  3. Training - Complete the CHBA Net Zero Builder Training and the CHBA Net Zero Renovator Training with a minimum exam score of 75% by March 31, 2021. An “SO approved” Building Science Training course is a pre-requisite to the CHBA Net Zero Builder Training. Renovator companies must have at least one Net Zero trained person on staff. Once training has been successfully completed renovators can request the Net Zero/Ready Home logos from their SO for promotion of projects. 
  4. Labels - Work with a CHBA Qualified Net Zero Energy Advisor (EA) and CHBA Qualified Net Zero Service Organization (SO) to obtain ERS and Net Zero/Ready labels for the home(s).
  5. Registration - Once the first home has been labelled and all  Qualified Net Zero Renovator Requirements have been met, the SO prompts the renovator to register with the CHBA by signing the Renovator Agreement and Attestation. Once registration is complete, the SO sends the renovator a confirmation letter along with the program marketing collateral including the "Qualified Net Zero Renovator" logo. The renovator will then be added to the www.NetZeroHome.com webpage as a CHBA Qualified Net Zero Renovator.

Coming Fall 2020: Trained Net Zero Renovators Directory
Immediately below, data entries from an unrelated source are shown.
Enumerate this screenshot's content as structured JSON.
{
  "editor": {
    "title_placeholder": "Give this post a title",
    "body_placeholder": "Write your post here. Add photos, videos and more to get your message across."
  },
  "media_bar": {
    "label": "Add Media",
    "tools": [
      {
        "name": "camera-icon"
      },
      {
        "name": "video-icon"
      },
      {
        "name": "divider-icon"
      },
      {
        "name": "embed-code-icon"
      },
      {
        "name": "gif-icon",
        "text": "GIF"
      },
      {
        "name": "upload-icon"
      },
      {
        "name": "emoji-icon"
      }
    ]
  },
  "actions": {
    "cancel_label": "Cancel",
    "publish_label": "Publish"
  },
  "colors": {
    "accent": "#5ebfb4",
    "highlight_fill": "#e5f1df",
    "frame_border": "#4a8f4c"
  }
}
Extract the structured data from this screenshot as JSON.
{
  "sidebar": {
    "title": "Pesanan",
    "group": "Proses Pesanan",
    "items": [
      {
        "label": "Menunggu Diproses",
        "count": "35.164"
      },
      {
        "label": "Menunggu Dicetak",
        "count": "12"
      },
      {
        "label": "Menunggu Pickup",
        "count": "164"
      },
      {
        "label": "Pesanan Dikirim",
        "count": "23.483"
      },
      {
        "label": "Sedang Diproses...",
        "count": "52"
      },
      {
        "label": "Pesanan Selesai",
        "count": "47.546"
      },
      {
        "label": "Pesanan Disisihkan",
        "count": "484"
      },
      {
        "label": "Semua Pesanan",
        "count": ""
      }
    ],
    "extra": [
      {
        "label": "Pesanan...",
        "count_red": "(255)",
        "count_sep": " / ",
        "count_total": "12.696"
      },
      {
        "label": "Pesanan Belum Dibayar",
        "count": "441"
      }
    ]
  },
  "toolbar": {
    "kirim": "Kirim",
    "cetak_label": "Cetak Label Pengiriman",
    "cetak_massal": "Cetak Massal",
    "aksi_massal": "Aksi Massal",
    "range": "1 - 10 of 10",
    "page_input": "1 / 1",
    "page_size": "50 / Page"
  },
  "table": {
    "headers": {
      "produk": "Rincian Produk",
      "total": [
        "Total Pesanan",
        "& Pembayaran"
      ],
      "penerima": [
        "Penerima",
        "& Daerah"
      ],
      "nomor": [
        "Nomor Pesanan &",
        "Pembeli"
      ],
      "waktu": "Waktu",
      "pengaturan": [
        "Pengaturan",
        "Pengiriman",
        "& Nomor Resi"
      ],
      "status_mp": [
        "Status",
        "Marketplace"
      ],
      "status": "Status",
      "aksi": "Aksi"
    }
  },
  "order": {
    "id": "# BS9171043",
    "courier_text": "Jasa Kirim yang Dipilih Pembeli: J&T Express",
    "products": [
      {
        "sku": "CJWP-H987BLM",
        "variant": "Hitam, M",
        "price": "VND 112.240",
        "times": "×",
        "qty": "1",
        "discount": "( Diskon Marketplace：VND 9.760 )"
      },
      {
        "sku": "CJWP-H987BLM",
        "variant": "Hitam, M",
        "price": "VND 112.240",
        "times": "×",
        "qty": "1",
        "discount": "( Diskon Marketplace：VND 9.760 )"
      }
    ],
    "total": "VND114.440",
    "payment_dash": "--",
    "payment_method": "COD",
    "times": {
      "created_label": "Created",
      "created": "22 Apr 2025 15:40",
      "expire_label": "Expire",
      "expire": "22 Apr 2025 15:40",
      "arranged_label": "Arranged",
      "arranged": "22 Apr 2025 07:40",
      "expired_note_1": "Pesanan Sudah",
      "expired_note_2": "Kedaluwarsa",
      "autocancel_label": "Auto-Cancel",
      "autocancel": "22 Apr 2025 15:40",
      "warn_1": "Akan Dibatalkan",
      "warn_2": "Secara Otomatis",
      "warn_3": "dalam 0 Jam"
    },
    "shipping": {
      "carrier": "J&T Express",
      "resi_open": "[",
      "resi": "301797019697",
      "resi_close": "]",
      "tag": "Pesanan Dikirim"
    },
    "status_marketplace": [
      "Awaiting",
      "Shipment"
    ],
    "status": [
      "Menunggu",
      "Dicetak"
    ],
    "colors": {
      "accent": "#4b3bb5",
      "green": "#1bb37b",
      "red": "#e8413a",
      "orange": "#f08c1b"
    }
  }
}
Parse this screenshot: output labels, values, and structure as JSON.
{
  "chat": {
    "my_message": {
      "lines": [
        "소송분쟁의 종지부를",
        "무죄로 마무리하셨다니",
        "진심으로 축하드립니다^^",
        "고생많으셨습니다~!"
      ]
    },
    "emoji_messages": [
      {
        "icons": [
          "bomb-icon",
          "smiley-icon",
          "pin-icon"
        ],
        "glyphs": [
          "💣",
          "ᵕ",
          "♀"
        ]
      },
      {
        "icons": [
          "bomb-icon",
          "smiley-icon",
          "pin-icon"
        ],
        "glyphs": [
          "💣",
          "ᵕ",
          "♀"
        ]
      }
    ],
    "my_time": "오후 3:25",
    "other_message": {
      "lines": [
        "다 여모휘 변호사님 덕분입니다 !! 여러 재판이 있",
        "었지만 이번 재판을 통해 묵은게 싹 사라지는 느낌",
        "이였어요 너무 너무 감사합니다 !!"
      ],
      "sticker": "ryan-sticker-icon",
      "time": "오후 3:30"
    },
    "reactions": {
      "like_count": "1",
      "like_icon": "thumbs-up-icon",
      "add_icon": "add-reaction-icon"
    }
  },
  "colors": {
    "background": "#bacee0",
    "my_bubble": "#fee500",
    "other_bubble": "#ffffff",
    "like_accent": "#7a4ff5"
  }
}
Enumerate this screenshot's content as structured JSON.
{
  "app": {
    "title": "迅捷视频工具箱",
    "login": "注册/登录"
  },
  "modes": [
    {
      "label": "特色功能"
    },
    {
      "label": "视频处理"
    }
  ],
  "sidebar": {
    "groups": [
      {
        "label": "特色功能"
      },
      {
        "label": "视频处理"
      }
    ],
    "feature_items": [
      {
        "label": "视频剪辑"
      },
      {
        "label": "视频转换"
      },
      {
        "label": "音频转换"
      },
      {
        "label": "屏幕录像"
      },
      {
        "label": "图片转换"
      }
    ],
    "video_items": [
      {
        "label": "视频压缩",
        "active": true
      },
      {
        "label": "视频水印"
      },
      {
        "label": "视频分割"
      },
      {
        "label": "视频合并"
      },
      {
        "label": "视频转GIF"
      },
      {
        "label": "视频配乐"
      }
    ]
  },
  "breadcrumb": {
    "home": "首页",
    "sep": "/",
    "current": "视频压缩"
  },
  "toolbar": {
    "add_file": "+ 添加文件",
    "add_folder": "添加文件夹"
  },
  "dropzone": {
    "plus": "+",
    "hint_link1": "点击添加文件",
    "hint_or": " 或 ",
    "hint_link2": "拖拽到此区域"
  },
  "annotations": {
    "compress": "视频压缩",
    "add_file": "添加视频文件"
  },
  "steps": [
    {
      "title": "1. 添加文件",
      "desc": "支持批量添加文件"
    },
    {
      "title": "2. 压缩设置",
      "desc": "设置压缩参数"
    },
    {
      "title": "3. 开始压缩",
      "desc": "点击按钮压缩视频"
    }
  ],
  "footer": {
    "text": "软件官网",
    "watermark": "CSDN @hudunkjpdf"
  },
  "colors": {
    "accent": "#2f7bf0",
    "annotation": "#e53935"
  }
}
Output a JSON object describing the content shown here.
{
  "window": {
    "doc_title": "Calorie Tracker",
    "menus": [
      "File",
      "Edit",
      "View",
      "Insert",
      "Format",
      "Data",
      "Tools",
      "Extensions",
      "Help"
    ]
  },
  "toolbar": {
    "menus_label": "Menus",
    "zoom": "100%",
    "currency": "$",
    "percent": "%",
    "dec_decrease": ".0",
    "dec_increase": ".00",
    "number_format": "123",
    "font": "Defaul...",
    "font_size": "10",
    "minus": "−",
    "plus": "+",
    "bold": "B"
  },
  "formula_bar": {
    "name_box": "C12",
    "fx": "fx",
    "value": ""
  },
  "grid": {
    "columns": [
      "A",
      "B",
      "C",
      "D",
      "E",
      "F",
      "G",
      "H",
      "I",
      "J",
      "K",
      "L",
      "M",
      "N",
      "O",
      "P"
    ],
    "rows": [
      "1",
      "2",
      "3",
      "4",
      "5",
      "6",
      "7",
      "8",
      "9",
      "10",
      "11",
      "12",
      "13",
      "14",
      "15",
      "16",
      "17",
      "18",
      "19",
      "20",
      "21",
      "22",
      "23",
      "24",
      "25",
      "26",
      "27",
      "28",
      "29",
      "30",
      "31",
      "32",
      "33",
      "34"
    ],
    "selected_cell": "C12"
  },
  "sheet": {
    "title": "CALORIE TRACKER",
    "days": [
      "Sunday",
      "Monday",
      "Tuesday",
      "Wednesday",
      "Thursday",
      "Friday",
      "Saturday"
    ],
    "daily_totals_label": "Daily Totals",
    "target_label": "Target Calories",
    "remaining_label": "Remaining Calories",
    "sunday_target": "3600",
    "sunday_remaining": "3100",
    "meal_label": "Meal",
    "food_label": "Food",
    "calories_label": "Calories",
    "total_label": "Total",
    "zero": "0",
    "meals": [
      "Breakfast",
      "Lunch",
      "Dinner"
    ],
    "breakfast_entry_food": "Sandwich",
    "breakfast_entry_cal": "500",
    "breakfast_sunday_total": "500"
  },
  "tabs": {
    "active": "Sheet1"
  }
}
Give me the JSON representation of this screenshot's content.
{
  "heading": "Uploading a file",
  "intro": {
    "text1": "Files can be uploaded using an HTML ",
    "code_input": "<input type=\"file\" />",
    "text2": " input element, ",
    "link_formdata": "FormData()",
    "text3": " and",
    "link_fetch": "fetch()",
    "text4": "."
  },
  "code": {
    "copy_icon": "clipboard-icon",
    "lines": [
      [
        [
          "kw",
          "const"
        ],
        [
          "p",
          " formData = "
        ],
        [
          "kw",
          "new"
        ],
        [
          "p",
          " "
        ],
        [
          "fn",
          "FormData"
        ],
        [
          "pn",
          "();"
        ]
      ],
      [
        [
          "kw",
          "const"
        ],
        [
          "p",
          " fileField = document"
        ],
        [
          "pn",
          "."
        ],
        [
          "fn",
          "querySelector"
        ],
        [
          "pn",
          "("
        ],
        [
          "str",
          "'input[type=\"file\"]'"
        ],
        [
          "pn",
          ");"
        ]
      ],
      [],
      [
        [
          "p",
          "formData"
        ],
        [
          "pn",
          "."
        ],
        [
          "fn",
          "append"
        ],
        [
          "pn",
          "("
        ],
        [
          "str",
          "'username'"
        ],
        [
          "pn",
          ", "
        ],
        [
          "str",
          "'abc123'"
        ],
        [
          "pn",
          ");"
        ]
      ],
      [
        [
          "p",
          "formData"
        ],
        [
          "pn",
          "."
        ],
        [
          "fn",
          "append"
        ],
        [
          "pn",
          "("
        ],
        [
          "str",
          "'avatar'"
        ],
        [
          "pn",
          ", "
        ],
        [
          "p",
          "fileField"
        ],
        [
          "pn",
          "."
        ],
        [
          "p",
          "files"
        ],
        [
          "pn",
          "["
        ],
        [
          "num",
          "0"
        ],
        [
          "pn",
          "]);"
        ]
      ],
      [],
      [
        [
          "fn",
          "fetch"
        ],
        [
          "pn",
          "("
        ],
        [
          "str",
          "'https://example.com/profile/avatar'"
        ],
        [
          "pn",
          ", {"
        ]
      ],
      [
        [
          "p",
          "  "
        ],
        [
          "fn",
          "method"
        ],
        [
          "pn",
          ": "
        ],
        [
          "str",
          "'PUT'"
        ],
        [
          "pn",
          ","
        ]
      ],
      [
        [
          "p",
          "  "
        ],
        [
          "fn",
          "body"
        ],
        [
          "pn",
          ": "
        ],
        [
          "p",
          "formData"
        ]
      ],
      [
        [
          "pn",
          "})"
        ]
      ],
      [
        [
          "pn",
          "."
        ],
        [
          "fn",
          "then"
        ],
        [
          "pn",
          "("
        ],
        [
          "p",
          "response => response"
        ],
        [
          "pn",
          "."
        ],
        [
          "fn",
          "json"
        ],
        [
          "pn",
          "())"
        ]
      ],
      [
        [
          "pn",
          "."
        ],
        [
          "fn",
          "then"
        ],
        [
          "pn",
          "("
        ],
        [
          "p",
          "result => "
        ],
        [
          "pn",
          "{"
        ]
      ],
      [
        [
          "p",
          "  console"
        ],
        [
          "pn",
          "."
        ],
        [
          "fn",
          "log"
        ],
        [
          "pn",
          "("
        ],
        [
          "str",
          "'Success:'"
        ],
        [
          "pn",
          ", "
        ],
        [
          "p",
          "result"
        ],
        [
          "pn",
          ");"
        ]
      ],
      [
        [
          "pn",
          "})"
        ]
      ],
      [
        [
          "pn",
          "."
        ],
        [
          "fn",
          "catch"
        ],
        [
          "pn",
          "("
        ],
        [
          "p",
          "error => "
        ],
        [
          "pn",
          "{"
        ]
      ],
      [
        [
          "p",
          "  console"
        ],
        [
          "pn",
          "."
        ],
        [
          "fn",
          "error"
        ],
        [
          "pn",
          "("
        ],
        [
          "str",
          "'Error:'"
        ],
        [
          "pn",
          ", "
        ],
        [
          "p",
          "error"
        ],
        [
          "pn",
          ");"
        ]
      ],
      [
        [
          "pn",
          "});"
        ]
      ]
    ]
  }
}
We would like to thank Natural Resources Canada, Office of Energy Efficiency for their contributions towards the development of the Net Zero Renovation Program.